> [STORED DATA]:
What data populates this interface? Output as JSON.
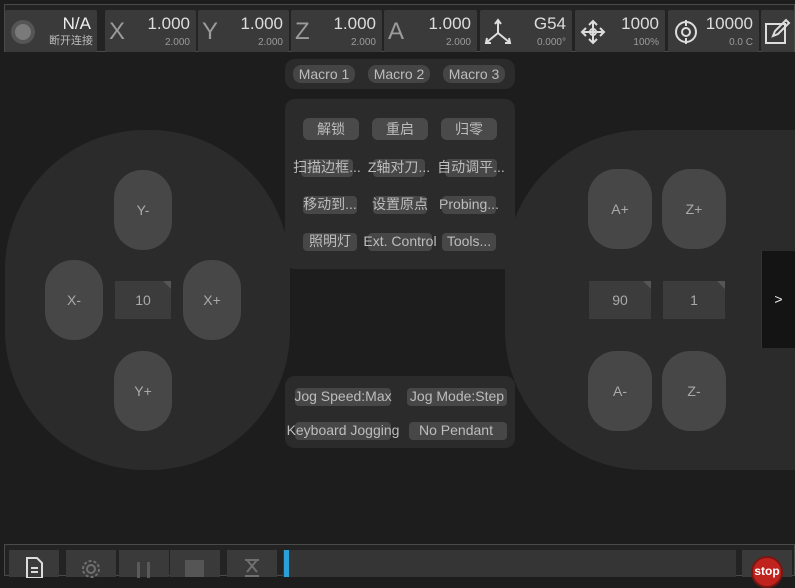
{
  "connection": {
    "title": "N/A",
    "status": "断开连接"
  },
  "axes": [
    {
      "letter": "X",
      "value": "1.000",
      "sub": "2.000"
    },
    {
      "letter": "Y",
      "value": "1.000",
      "sub": "2.000"
    },
    {
      "letter": "Z",
      "value": "1.000",
      "sub": "2.000"
    },
    {
      "letter": "A",
      "value": "1.000",
      "sub": "2.000"
    }
  ],
  "wcs": {
    "value": "G54",
    "sub": "0.000°"
  },
  "feed": {
    "value": "1000",
    "sub": "100%"
  },
  "spindle": {
    "value": "10000",
    "sub": "0.0 C"
  },
  "macros": [
    "Macro 1",
    "Macro 2",
    "Macro 3"
  ],
  "actions": [
    [
      "解锁",
      "重启",
      "归零"
    ],
    [
      "扫描边框...",
      "Z轴对刀...",
      "自动调平..."
    ],
    [
      "移动到...",
      "设置原点",
      "Probing..."
    ],
    [
      "照明灯",
      "Ext. Control",
      "Tools..."
    ]
  ],
  "jog": {
    "y_minus": "Y-",
    "y_plus": "Y+",
    "x_minus": "X-",
    "x_plus": "X+",
    "xy_step": "10",
    "a_plus": "A+",
    "a_minus": "A-",
    "z_plus": "Z+",
    "z_minus": "Z-",
    "a_step": "90",
    "z_step": "1"
  },
  "jog_settings": {
    "speed": "Jog Speed:Max",
    "mode": "Jog Mode:Step",
    "keyboard": "Keyboard Jogging",
    "pendant": "No Pendant"
  },
  "side_toggle": ">",
  "stop_label": "stop"
}
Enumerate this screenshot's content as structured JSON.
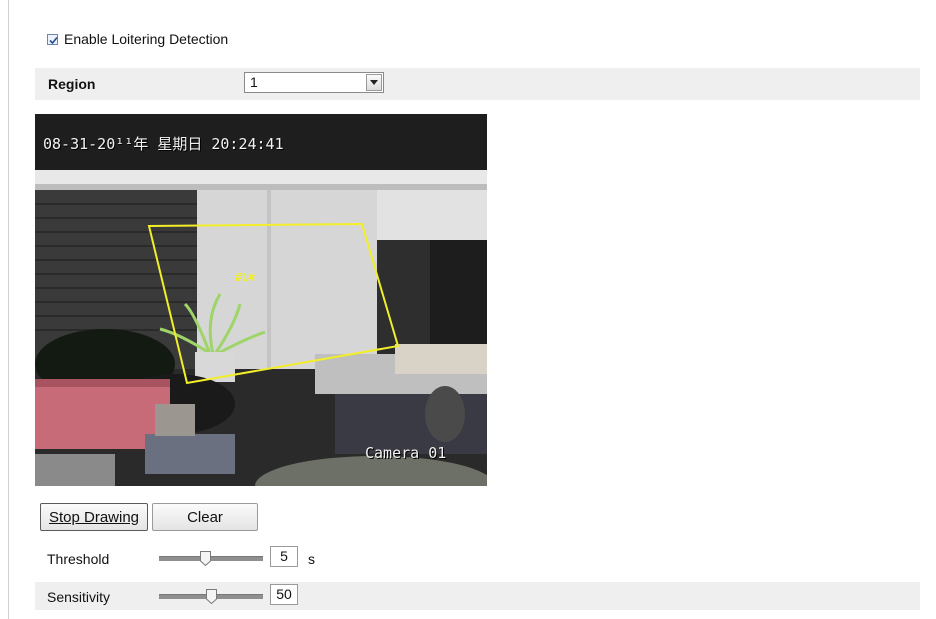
{
  "loitering": {
    "enable_label": "Enable Loitering Detection",
    "enabled": true
  },
  "region": {
    "label": "Region",
    "selected": "1"
  },
  "video": {
    "osd_time": "08-31-20¹¹年 星期日  20:24:41",
    "osd_camera": "Camera 01",
    "region_tag": "#1#",
    "polygon_color": "#f2ee2a"
  },
  "actions": {
    "stop_drawing": "Stop Drawing",
    "clear": "Clear"
  },
  "threshold": {
    "label": "Threshold",
    "value": "5",
    "unit": "s",
    "slider_fraction": 0.45
  },
  "sensitivity": {
    "label": "Sensitivity",
    "value": "50",
    "slider_fraction": 0.5
  },
  "colors": {
    "row_background": "#efefef",
    "accent": "#f2ee2a"
  }
}
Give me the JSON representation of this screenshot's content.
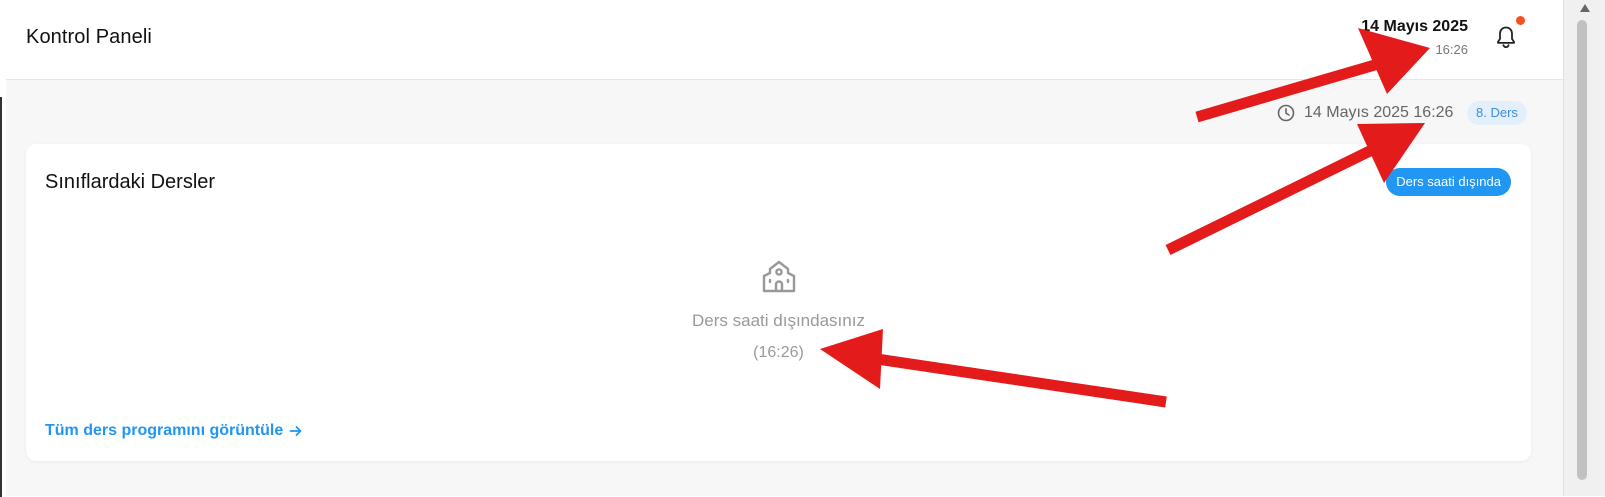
{
  "header": {
    "title": "Kontrol Paneli",
    "date": "14 Mayıs 2025",
    "time": "16:26"
  },
  "now_bar": {
    "datetime": "14 Mayıs 2025 16:26",
    "period_badge": "8. Ders"
  },
  "classes_card": {
    "title": "Sınıflardaki Dersler",
    "status_chip": "Ders saati dışında",
    "empty_message": "Ders saati dışındasınız",
    "empty_time": "(16:26)",
    "view_all_label": "Tüm ders programını görüntüle"
  },
  "icons": {
    "notification": "bell-icon",
    "clock": "clock-icon",
    "school": "school-icon",
    "arrow": "arrow-right-icon"
  },
  "colors": {
    "accent": "#2196f3",
    "notification_dot": "#f4511e",
    "annotation_arrow": "#e31b1b"
  }
}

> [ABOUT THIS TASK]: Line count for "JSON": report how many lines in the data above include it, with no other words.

> [OUTPUT FOR THIS TASK]: 3